Gustav Freytag has expressed the central idea of his novel The Lost Manuscript in the motto which he has written for the American edition:
“A noble human life does not end on earth with death. It continues in the minds and the deeds of friends, as well as in the thoughts and the activity of the nation.”

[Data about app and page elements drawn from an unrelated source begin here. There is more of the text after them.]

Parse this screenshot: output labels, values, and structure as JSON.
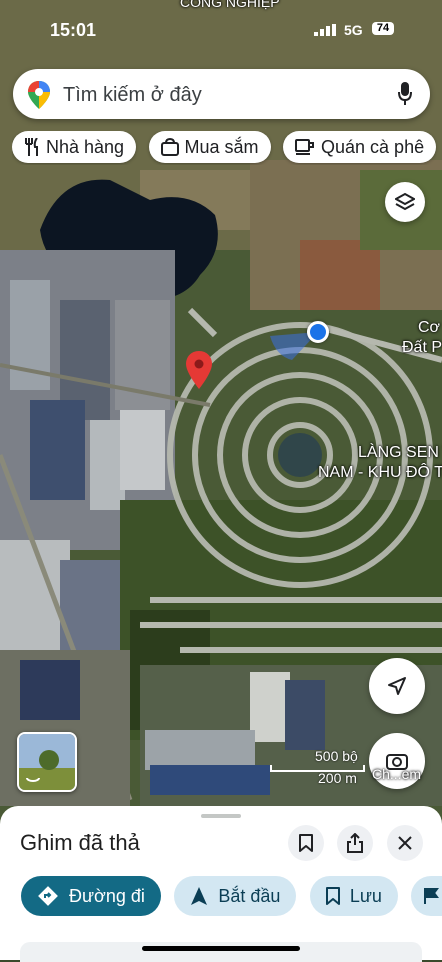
{
  "status_bar": {
    "time": "15:01",
    "network": "5G",
    "battery": "74",
    "top_label": "CÔNG NGHIỆP"
  },
  "search": {
    "placeholder": "Tìm kiếm ở đây"
  },
  "chips": [
    {
      "label": "Nhà hàng",
      "icon": "utensils-icon"
    },
    {
      "label": "Mua sắm",
      "icon": "shopping-bag-icon"
    },
    {
      "label": "Quán cà phê",
      "icon": "coffee-icon"
    }
  ],
  "map": {
    "labels": {
      "area_line1": "LÀNG SEN V",
      "area_line2": "NAM - KHU ĐÔ T",
      "edge_line1": "Cơ",
      "edge_line2": "Đất P"
    },
    "scale": {
      "feet": "500 bộ",
      "meters": "200 m"
    },
    "streetview_label": "Ch...em"
  },
  "sheet": {
    "title": "Ghim đã thả",
    "actions": [
      {
        "label": "Đường đi",
        "icon": "directions-icon"
      },
      {
        "label": "Bắt đầu",
        "icon": "navigation-arrow-icon"
      },
      {
        "label": "Lưu",
        "icon": "bookmark-icon"
      }
    ]
  },
  "colors": {
    "primary_action": "#136a85",
    "secondary_action": "#d3e7f2",
    "pin": "#e53935",
    "location_dot": "#1a73e8"
  }
}
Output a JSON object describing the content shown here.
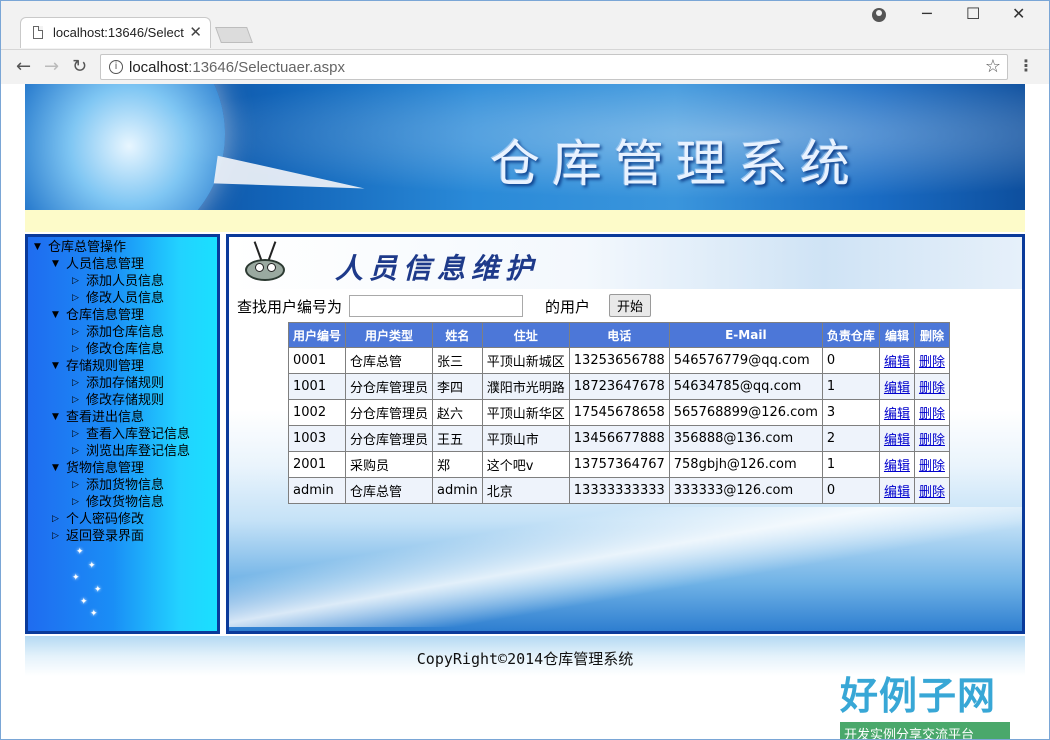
{
  "browser": {
    "tab_title": "localhost:13646/Select",
    "url_host": "localhost",
    "url_rest": ":13646/Selectuaer.aspx"
  },
  "banner": {
    "title": "仓库管理系统"
  },
  "sidebar": {
    "items": [
      {
        "label": "仓库总管操作",
        "level": 0,
        "expanded": true
      },
      {
        "label": "人员信息管理",
        "level": 1,
        "expanded": true
      },
      {
        "label": "添加人员信息",
        "level": 2
      },
      {
        "label": "修改人员信息",
        "level": 2
      },
      {
        "label": "仓库信息管理",
        "level": 1,
        "expanded": true
      },
      {
        "label": "添加仓库信息",
        "level": 2
      },
      {
        "label": "修改仓库信息",
        "level": 2
      },
      {
        "label": "存储规则管理",
        "level": 1,
        "expanded": true
      },
      {
        "label": "添加存储规则",
        "level": 2
      },
      {
        "label": "修改存储规则",
        "level": 2
      },
      {
        "label": "查看进出信息",
        "level": 1,
        "expanded": true
      },
      {
        "label": "查看入库登记信息",
        "level": 2
      },
      {
        "label": "浏览出库登记信息",
        "level": 2
      },
      {
        "label": "货物信息管理",
        "level": 1,
        "expanded": true
      },
      {
        "label": "添加货物信息",
        "level": 2
      },
      {
        "label": "修改货物信息",
        "level": 2
      },
      {
        "label": "个人密码修改",
        "level": 1,
        "expanded": false
      },
      {
        "label": "返回登录界面",
        "level": 1,
        "expanded": false
      }
    ]
  },
  "main": {
    "section_title": "人员信息维护",
    "search": {
      "label": "查找用户编号为",
      "value": "",
      "suffix": "的用户",
      "button": "开始"
    },
    "table": {
      "headers": [
        "用户编号",
        "用户类型",
        "姓名",
        "住址",
        "电话",
        "E-Mail",
        "负责仓库",
        "编辑",
        "删除"
      ],
      "rows": [
        [
          "0001",
          "仓库总管",
          "张三",
          "平顶山新城区",
          "13253656788",
          "546576779@qq.com",
          "0",
          "编辑",
          "删除"
        ],
        [
          "1001",
          "分仓库管理员",
          "李四",
          "濮阳市光明路",
          "18723647678",
          "54634785@qq.com",
          "1",
          "编辑",
          "删除"
        ],
        [
          "1002",
          "分仓库管理员",
          "赵六",
          "平顶山新华区",
          "17545678658",
          "565768899@126.com",
          "3",
          "编辑",
          "删除"
        ],
        [
          "1003",
          "分仓库管理员",
          "王五",
          "平顶山市",
          "13456677888",
          "356888@136.com",
          "2",
          "编辑",
          "删除"
        ],
        [
          "2001",
          "采购员",
          "郑",
          "这个吧v",
          "13757364767",
          "758gbjh@126.com",
          "1",
          "编辑",
          "删除"
        ],
        [
          "admin",
          "仓库总管",
          "admin",
          "北京",
          "13333333333",
          "333333@126.com",
          "0",
          "编辑",
          "删除"
        ]
      ]
    }
  },
  "footer": {
    "text": "CopyRight©2014仓库管理系统"
  },
  "watermark": {
    "title": "好例子网",
    "subtitle": "开发实例分享交流平台"
  }
}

This idea of the continuity and preservation of soul-life permeates the whole work. It meets us at every hand. We observe the professor in his study, ever eager to fathom the thoughts of the great thinkers of the past and imbuing his students with their lofty spirit. We sympathize with the heroine of this novel, the strong, pious Saxon maiden, in her religious and intellectual development; we behold her soul enlarging under the influence of unusual and trying situations; we watch her mentally growing amid the new ideas crowding in upon her. We enjoy the droll characterizations of the half-educated, of Mrs. Rollmaus and the servants, in whose minds the mysteries of soul-life appear in the shape of superstitious notions. And we see, again, the consequences of wrong-doing, of errors, and of mistakes continuing like a heavy curse, depressing the mind and hindering its freedom. And this last provokes a wholesome reaction and is finally conquered by unshirking courage in honest spiritual combat.

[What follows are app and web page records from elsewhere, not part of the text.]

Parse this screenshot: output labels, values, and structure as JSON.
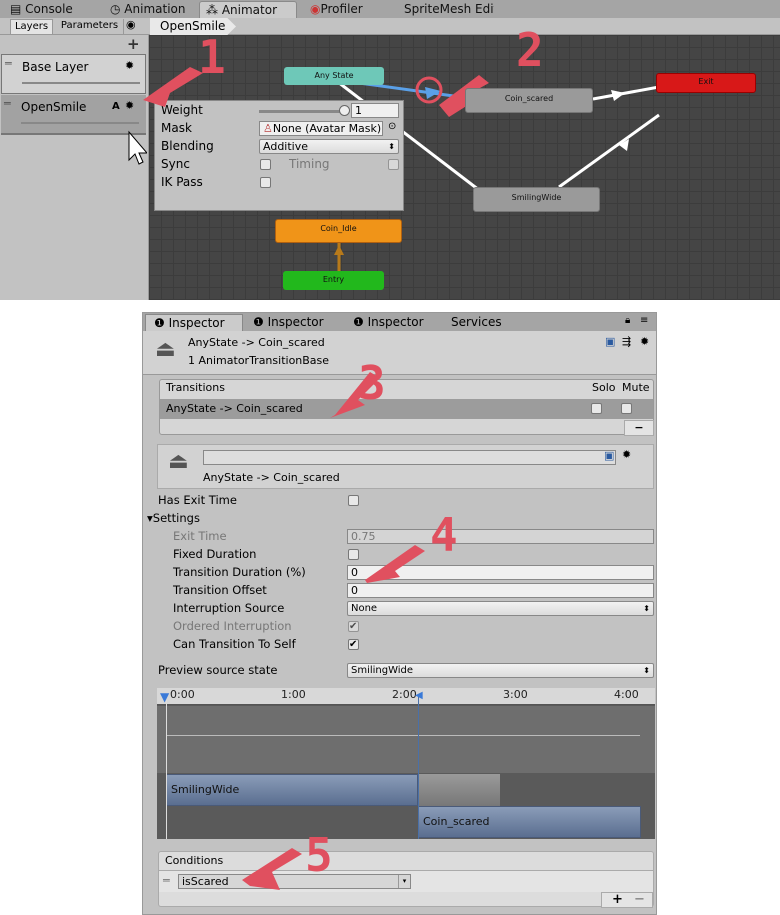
{
  "animator_window": {
    "tabs": [
      {
        "label": "Console",
        "icon": "console-icon"
      },
      {
        "label": "Animation",
        "icon": "clock-icon"
      },
      {
        "label": "Animator",
        "icon": "animator-icon",
        "active": true
      },
      {
        "label": "Profiler",
        "icon": "profiler-icon"
      },
      {
        "label": "SpriteMesh Edit"
      }
    ],
    "subtabs": {
      "layers": "Layers",
      "parameters": "Parameters"
    },
    "breadcrumb": "OpenSmile",
    "add_label": "+",
    "layers": [
      {
        "name": "Base Layer"
      },
      {
        "name": "OpenSmile",
        "badge": "A",
        "selected": true
      }
    ],
    "layer_settings": {
      "weight_label": "Weight",
      "weight_value": "1",
      "weight_fraction": 1.0,
      "mask_label": "Mask",
      "mask_value": "None (Avatar Mask)",
      "blending_label": "Blending",
      "blending_value": "Additive",
      "sync_label": "Sync",
      "timing_label": "Timing",
      "ik_label": "IK Pass"
    },
    "states": {
      "any": "Any State",
      "coin_scared": "Coin_scared",
      "exit": "Exit",
      "smiling": "SmilingWide",
      "coin_idle": "Coin_Idle",
      "entry": "Entry"
    },
    "colors": {
      "any": "#6ec8b8",
      "exit": "#d81818",
      "default": "#f09418",
      "entry": "#22b81c",
      "state": "#9a9a9a",
      "selected_transition": "#5aa0e8",
      "annotation": "#e0505f"
    }
  },
  "annotations": [
    "1",
    "2",
    "3",
    "4",
    "5"
  ],
  "inspector": {
    "tabs": [
      "Inspector",
      "Inspector",
      "Inspector",
      "Services"
    ],
    "title": "AnyState -> Coin_scared",
    "subtitle": "1 AnimatorTransitionBase",
    "transitions": {
      "header": "Transitions",
      "solo": "Solo",
      "mute": "Mute",
      "items": [
        "AnyState -> Coin_scared"
      ],
      "remove": "−"
    },
    "transition_name": "AnyState -> Coin_scared",
    "has_exit_time": {
      "label": "Has Exit Time",
      "checked": false
    },
    "settings_label": "Settings",
    "exit_time": {
      "label": "Exit Time",
      "value": "0.75"
    },
    "fixed_duration": {
      "label": "Fixed Duration",
      "checked": false
    },
    "transition_duration": {
      "label": "Transition Duration (%)",
      "value": "0"
    },
    "transition_offset": {
      "label": "Transition Offset",
      "value": "0"
    },
    "interruption_source": {
      "label": "Interruption Source",
      "value": "None"
    },
    "ordered_interruption": {
      "label": "Ordered Interruption",
      "checked": true
    },
    "can_transition_to_self": {
      "label": "Can Transition To Self",
      "checked": true
    },
    "preview_source": {
      "label": "Preview source state",
      "value": "SmilingWide"
    },
    "timeline": {
      "ticks": [
        "0:00",
        "1:00",
        "2:00",
        "3:00",
        "4:00"
      ],
      "source": "SmilingWide",
      "destination": "Coin_scared",
      "source_range": [
        0,
        2.27
      ],
      "transition_range": [
        2.27,
        3.0
      ],
      "destination_range": [
        2.27,
        4.27
      ]
    },
    "conditions": {
      "header": "Conditions",
      "items": [
        {
          "param": "isScared"
        }
      ],
      "add": "+",
      "remove": "−"
    }
  }
}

Illustrations of psychical laws showing the connections and continuity of the threads in the warp and woof of human soul-life, are found indeed in all the works of Gustav Freytag. The great novelist anticipated the results that have of late been established by the experiments of modern psychology. He says in his Autobiographical Reminiscences:
«What a man's own life accomplishes in the formation of his character, and the extent to which it fully develops his native capacities, we observe and estimate even in the best cases only with imperfect knowledge.